> Exercise prompt
Word for word, reproduce the data that follows.
--- Information Enclosed Below ---
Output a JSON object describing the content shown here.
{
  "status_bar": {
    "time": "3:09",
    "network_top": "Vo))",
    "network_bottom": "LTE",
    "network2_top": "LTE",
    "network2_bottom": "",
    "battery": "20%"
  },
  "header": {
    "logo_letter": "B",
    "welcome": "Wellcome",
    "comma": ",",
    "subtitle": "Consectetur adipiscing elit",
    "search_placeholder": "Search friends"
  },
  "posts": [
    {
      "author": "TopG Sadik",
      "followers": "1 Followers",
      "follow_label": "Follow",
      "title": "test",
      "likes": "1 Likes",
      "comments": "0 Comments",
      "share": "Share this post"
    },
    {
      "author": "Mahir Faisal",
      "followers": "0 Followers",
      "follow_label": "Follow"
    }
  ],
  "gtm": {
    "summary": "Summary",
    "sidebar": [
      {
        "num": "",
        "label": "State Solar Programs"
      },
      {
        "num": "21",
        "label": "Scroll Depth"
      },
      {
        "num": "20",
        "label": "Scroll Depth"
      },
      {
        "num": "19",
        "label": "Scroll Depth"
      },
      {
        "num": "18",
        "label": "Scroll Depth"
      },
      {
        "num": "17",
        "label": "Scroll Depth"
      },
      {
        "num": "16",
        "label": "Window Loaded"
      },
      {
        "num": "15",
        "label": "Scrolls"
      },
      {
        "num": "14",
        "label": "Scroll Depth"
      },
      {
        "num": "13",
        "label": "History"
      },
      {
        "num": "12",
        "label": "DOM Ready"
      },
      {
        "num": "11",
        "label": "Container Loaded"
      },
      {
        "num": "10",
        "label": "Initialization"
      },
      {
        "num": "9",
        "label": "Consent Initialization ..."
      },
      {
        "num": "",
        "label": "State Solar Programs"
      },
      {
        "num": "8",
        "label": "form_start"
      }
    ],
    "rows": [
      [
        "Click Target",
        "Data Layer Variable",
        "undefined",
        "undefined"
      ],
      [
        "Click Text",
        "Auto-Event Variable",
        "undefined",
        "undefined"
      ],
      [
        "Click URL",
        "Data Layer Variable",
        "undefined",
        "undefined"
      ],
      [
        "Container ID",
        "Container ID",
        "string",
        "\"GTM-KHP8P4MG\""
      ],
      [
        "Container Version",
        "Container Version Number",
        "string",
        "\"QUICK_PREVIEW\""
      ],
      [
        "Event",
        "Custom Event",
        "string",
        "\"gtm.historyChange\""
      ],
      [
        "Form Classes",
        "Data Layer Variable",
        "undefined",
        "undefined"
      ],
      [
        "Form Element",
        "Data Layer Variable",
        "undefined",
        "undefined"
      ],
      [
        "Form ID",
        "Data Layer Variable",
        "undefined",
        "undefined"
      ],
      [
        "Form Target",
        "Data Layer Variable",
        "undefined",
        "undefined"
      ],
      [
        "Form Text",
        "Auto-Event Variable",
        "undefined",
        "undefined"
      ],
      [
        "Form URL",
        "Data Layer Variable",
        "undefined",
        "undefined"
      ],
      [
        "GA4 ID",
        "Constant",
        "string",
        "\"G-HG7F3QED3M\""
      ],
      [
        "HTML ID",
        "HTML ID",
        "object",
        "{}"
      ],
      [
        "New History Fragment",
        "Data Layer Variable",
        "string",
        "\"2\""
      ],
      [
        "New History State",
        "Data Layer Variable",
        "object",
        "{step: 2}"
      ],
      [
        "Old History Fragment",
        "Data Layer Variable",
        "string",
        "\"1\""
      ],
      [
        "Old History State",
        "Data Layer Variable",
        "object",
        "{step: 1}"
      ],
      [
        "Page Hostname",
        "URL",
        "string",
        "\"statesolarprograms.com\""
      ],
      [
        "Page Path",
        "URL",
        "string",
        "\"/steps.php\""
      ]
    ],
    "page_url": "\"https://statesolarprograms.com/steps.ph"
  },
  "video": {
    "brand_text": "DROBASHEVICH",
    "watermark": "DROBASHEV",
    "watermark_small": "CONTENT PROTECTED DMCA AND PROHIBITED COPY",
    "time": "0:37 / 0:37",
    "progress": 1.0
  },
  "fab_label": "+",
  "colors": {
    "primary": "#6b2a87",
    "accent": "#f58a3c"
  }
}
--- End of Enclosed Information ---
> Task solution
Output a JSON object describing the content shown here.
{
  "status_bar": {
    "time": "3:09",
    "network_top": "Vo))",
    "network_bottom": "LTE",
    "network2_top": "LTE",
    "network2_bottom": "",
    "battery": "20%"
  },
  "header": {
    "logo_letter": "B",
    "welcome": "Wellcome",
    "comma": ",",
    "subtitle": "Consectetur adipiscing elit",
    "search_placeholder": "Search friends"
  },
  "posts": [
    {
      "author": "TopG Sadik",
      "followers": "1 Followers",
      "follow_label": "Follow",
      "title": "test",
      "likes": "1 Likes",
      "comments": "0 Comments",
      "share": "Share this post"
    },
    {
      "author": "Mahir Faisal",
      "followers": "0 Followers",
      "follow_label": "Follow"
    }
  ],
  "gtm": {
    "summary": "Summary",
    "sidebar": [
      {
        "num": "",
        "label": "State Solar Programs"
      },
      {
        "num": "21",
        "label": "Scroll Depth"
      },
      {
        "num": "20",
        "label": "Scroll Depth"
      },
      {
        "num": "19",
        "label": "Scroll Depth"
      },
      {
        "num": "18",
        "label": "Scroll Depth"
      },
      {
        "num": "17",
        "label": "Scroll Depth"
      },
      {
        "num": "16",
        "label": "Window Loaded"
      },
      {
        "num": "15",
        "label": "Scrolls"
      },
      {
        "num": "14",
        "label": "Scroll Depth"
      },
      {
        "num": "13",
        "label": "History"
      },
      {
        "num": "12",
        "label": "DOM Ready"
      },
      {
        "num": "11",
        "label": "Container Loaded"
      },
      {
        "num": "10",
        "label": "Initialization"
      },
      {
        "num": "9",
        "label": "Consent Initialization ..."
      },
      {
        "num": "",
        "label": "State Solar Programs"
      },
      {
        "num": "8",
        "label": "form_start"
      }
    ],
    "rows": [
      [
        "Click Target",
        "Data Layer Variable",
        "undefined",
        "undefined"
      ],
      [
        "Click Text",
        "Auto-Event Variable",
        "undefined",
        "undefined"
      ],
      [
        "Click URL",
        "Data Layer Variable",
        "undefined",
        "undefined"
      ],
      [
        "Container ID",
        "Container ID",
        "string",
        "\"GTM-KHP8P4MG\""
      ],
      [
        "Container Version",
        "Container Version Number",
        "string",
        "\"QUICK_PREVIEW\""
      ],
      [
        "Event",
        "Custom Event",
        "string",
        "\"gtm.historyChange\""
      ],
      [
        "Form Classes",
        "Data Layer Variable",
        "undefined",
        "undefined"
      ],
      [
        "Form Element",
        "Data Layer Variable",
        "undefined",
        "undefined"
      ],
      [
        "Form ID",
        "Data Layer Variable",
        "undefined",
        "undefined"
      ],
      [
        "Form Target",
        "Data Layer Variable",
        "undefined",
        "undefined"
      ],
      [
        "Form Text",
        "Auto-Event Variable",
        "undefined",
        "undefined"
      ],
      [
        "Form URL",
        "Data Layer Variable",
        "undefined",
        "undefined"
      ],
      [
        "GA4 ID",
        "Constant",
        "string",
        "\"G-HG7F3QED3M\""
      ],
      [
        "HTML ID",
        "HTML ID",
        "object",
        "{}"
      ],
      [
        "New History Fragment",
        "Data Layer Variable",
        "string",
        "\"2\""
      ],
      [
        "New History State",
        "Data Layer Variable",
        "object",
        "{step: 2}"
      ],
      [
        "Old History Fragment",
        "Data Layer Variable",
        "string",
        "\"1\""
      ],
      [
        "Old History State",
        "Data Layer Variable",
        "object",
        "{step: 1}"
      ],
      [
        "Page Hostname",
        "URL",
        "string",
        "\"statesolarprograms.com\""
      ],
      [
        "Page Path",
        "URL",
        "string",
        "\"/steps.php\""
      ]
    ],
    "page_url": "\"https://statesolarprograms.com/steps.ph"
  },
  "video": {
    "brand_text": "DROBASHEVICH",
    "watermark": "DROBASHEV",
    "watermark_small": "CONTENT PROTECTED DMCA AND PROHIBITED COPY",
    "time": "0:37 / 0:37",
    "progress": 1.0
  },
  "fab_label": "+",
  "colors": {
    "primary": "#6b2a87",
    "accent": "#f58a3c"
  }
}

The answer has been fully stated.